One of the amazing things about Rome was how the various sites and monuments were located all over the city and so many sites contained "levels" of use. For example, adjacent to the bus stop where our hotel shuttle dropped us off and picked us up was the "theater of Marcellus." It was built by Augustus to honor his nephew, and later also his son-in-law, Marcellus. The building was built in the first century B.C. and later had some restoration work done to match the architectural style although different materials were used, and finally some apartments were built on top. It seemed surreal to see such "layers" of use for so many buildings. In the photo above you can see an area of extensive repair to the Colosseum.
After walking through the forum one afternoon we noticed an ancient building that was obviously at least three layers. We commented on who would do such a thing as to just build on what were obviously well preserved ancient ruins. Imagine our surprise later that evening to discover that the building we saw was still in use as the City Hall of Rome. It had been the "tabularium" in ancient times; and the genius who renovated it to modern use? Michelangelo!

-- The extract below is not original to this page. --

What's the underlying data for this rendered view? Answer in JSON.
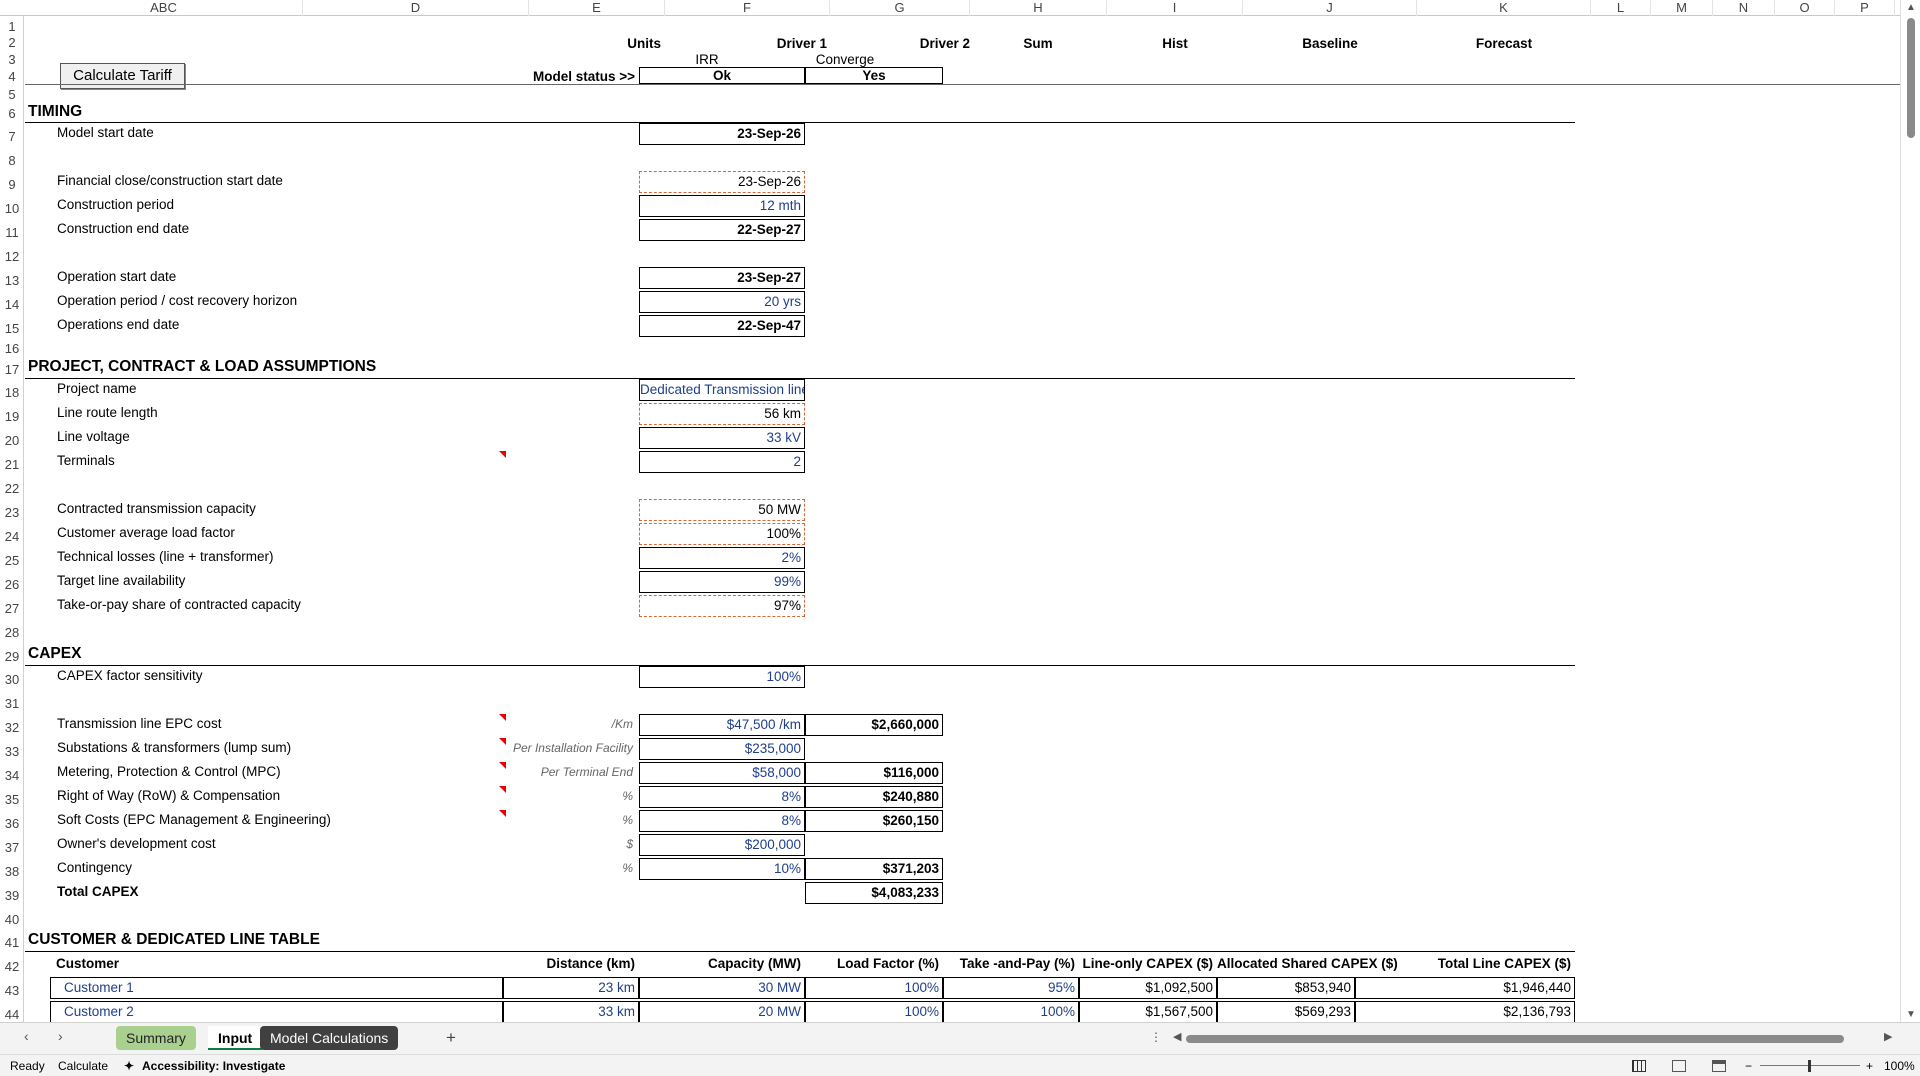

Because the march of time is relentless, buildings get used, then reused, destroyed, used as "quarries" for new projects, etc. Under the moderns roads of Rome there are wonderful ancient sites waiting to be explored, but the roads have to be given priority.
These "layers of history" do not just apply to buildings and monuments, but also to ideas. Among those "layered ideas" are modern systems of government, law and even religion. Walking around Rome you could see the conflict that Christianity had with the dominant culture as it came to be more prominent in the empire. Christians must use wisdom and prayer as we hold on tightly to the biblical witness of Jesus, and apply that story to the world we now live in. It is not an easy task, but it must be negotiated for the faith to remain vital and vibrant!